INPUT MATERIAL Start Marker
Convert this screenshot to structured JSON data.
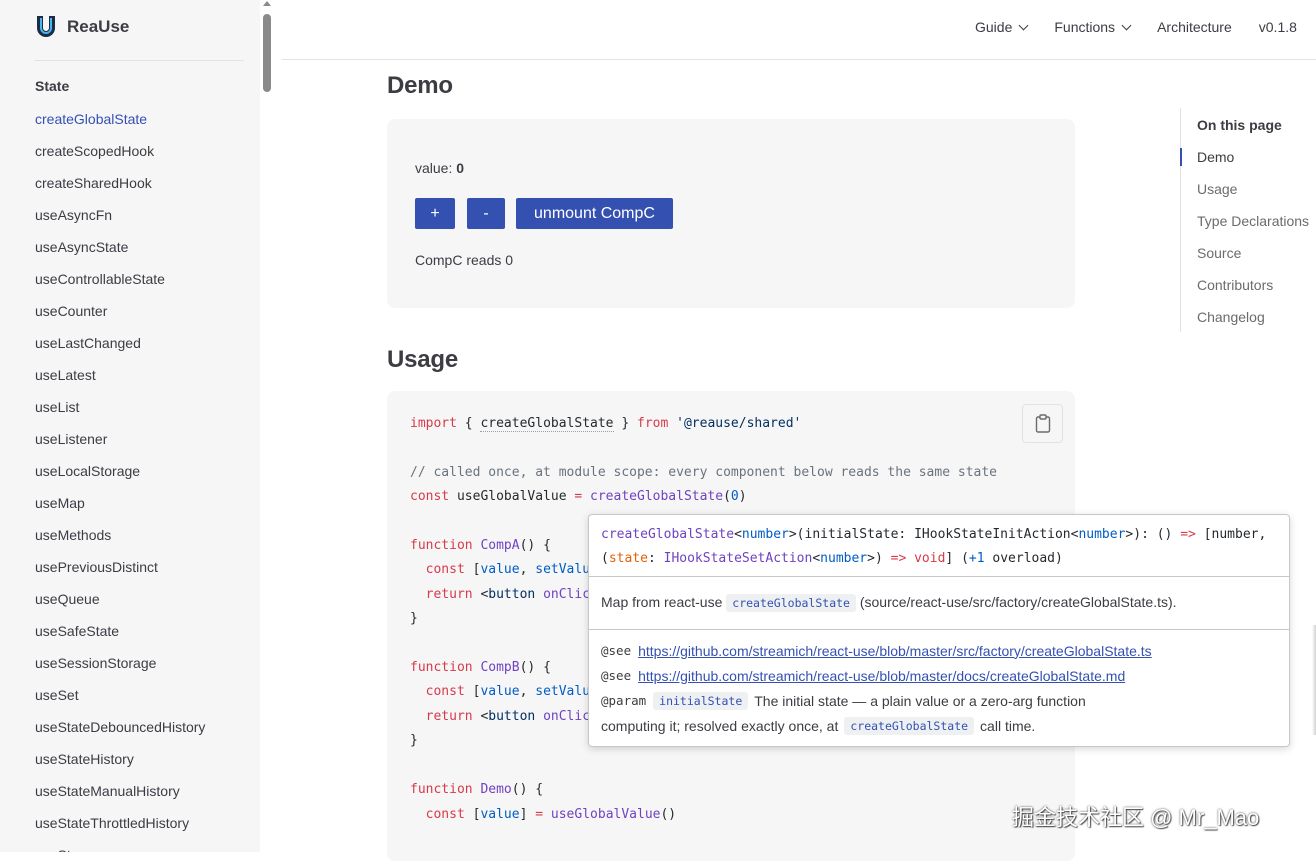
{
  "app": {
    "name": "ReaUse",
    "logo_letter": "U"
  },
  "sidebar": {
    "section": "State",
    "items": [
      "createGlobalState",
      "createScopedHook",
      "createSharedHook",
      "useAsyncFn",
      "useAsyncState",
      "useControllableState",
      "useCounter",
      "useLastChanged",
      "useLatest",
      "useList",
      "useListener",
      "useLocalStorage",
      "useMap",
      "useMethods",
      "usePreviousDistinct",
      "useQueue",
      "useSafeState",
      "useSessionStorage",
      "useSet",
      "useStateDebouncedHistory",
      "useStateHistory",
      "useStateManualHistory",
      "useStateThrottledHistory",
      "useSt"
    ],
    "active": "createGlobalState"
  },
  "topnav": {
    "guide": "Guide",
    "functions": "Functions",
    "architecture": "Architecture",
    "version": "v0.1.8"
  },
  "demo": {
    "heading": "Demo",
    "value_label": "value:",
    "value": "0",
    "plus_label": "+",
    "minus_label": "-",
    "unmount_label": "unmount CompC",
    "compc_text": "CompC reads 0"
  },
  "usage": {
    "heading": "Usage"
  },
  "code": {
    "lines": [
      "import { createGlobalState } from '@reause/shared'",
      "",
      "// called once, at module scope: every component below reads the same state",
      "const useGlobalValue = createGlobalState(0)",
      "",
      "function CompA() {",
      "  const [value, setValu",
      "  return <button onClic",
      "}",
      "",
      "function CompB() {",
      "  const [value, setValu",
      "  return <button onClic",
      "}",
      "",
      "function Demo() {",
      "  const [value] = useGlobalValue()"
    ]
  },
  "toc": {
    "title": "On this page",
    "items": [
      "Demo",
      "Usage",
      "Type Declarations",
      "Source",
      "Contributors",
      "Changelog"
    ],
    "active": "Demo"
  },
  "tooltip": {
    "sig_line1_parts": [
      "createGlobalState",
      "<",
      "number",
      ">(initialState: IHookStateInitAction",
      "<",
      "number",
      ">): () ",
      "=>",
      " [number,"
    ],
    "sig_line2_parts": [
      "(",
      "state",
      ": ",
      "IHookStateSetAction",
      "<",
      "number",
      ">) ",
      "=>",
      " ",
      "void",
      "] (",
      "+1",
      " overload)"
    ],
    "desc_prefix": "Map from react-use",
    "desc_code": "createGlobalState",
    "desc_suffix": "(source/react-use/src/factory/createGlobalState.ts).",
    "see_tag": "@see",
    "see_link_1": "https://github.com/streamich/react-use/blob/master/src/factory/createGlobalState.ts",
    "see_link_2": "https://github.com/streamich/react-use/blob/master/docs/createGlobalState.md",
    "param_tag": "@param",
    "param_name": "initialState",
    "param_text_1": "The initial state — a plain value or a zero-arg function",
    "param_text_2a": "computing it; resolved exactly once, at",
    "param_code": "createGlobalState",
    "param_text_2b": "call time."
  },
  "watermark": "掘金技术社区 @ Mr_Mao",
  "colors": {
    "brand": "#3451b2",
    "sidebar_bg": "#f6f6f7",
    "text": "#3c3c43"
  }
}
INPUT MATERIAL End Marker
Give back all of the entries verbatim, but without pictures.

• [ANSWER TO THIS TASK]:
Convert this screenshot to structured JSON data.
{
  "app": {
    "name": "ReaUse",
    "logo_letter": "U"
  },
  "sidebar": {
    "section": "State",
    "items": [
      "createGlobalState",
      "createScopedHook",
      "createSharedHook",
      "useAsyncFn",
      "useAsyncState",
      "useControllableState",
      "useCounter",
      "useLastChanged",
      "useLatest",
      "useList",
      "useListener",
      "useLocalStorage",
      "useMap",
      "useMethods",
      "usePreviousDistinct",
      "useQueue",
      "useSafeState",
      "useSessionStorage",
      "useSet",
      "useStateDebouncedHistory",
      "useStateHistory",
      "useStateManualHistory",
      "useStateThrottledHistory",
      "useSt"
    ],
    "active": "createGlobalState"
  },
  "topnav": {
    "guide": "Guide",
    "functions": "Functions",
    "architecture": "Architecture",
    "version": "v0.1.8"
  },
  "demo": {
    "heading": "Demo",
    "value_label": "value:",
    "value": "0",
    "plus_label": "+",
    "minus_label": "-",
    "unmount_label": "unmount CompC",
    "compc_text": "CompC reads 0"
  },
  "usage": {
    "heading": "Usage"
  },
  "code": {
    "lines": [
      "import { createGlobalState } from '@reause/shared'",
      "",
      "// called once, at module scope: every component below reads the same state",
      "const useGlobalValue = createGlobalState(0)",
      "",
      "function CompA() {",
      "  const [value, setValu",
      "  return <button onClic",
      "}",
      "",
      "function CompB() {",
      "  const [value, setValu",
      "  return <button onClic",
      "}",
      "",
      "function Demo() {",
      "  const [value] = useGlobalValue()"
    ]
  },
  "toc": {
    "title": "On this page",
    "items": [
      "Demo",
      "Usage",
      "Type Declarations",
      "Source",
      "Contributors",
      "Changelog"
    ],
    "active": "Demo"
  },
  "tooltip": {
    "sig_line1_parts": [
      "createGlobalState",
      "<",
      "number",
      ">(initialState: IHookStateInitAction",
      "<",
      "number",
      ">): () ",
      "=>",
      " [number,"
    ],
    "sig_line2_parts": [
      "(",
      "state",
      ": ",
      "IHookStateSetAction",
      "<",
      "number",
      ">) ",
      "=>",
      " ",
      "void",
      "] (",
      "+1",
      " overload)"
    ],
    "desc_prefix": "Map from react-use",
    "desc_code": "createGlobalState",
    "desc_suffix": "(source/react-use/src/factory/createGlobalState.ts).",
    "see_tag": "@see",
    "see_link_1": "https://github.com/streamich/react-use/blob/master/src/factory/createGlobalState.ts",
    "see_link_2": "https://github.com/streamich/react-use/blob/master/docs/createGlobalState.md",
    "param_tag": "@param",
    "param_name": "initialState",
    "param_text_1": "The initial state — a plain value or a zero-arg function",
    "param_text_2a": "computing it; resolved exactly once, at",
    "param_code": "createGlobalState",
    "param_text_2b": "call time."
  },
  "watermark": "掘金技术社区 @ Mr_Mao",
  "colors": {
    "brand": "#3451b2",
    "sidebar_bg": "#f6f6f7",
    "text": "#3c3c43"
  }
}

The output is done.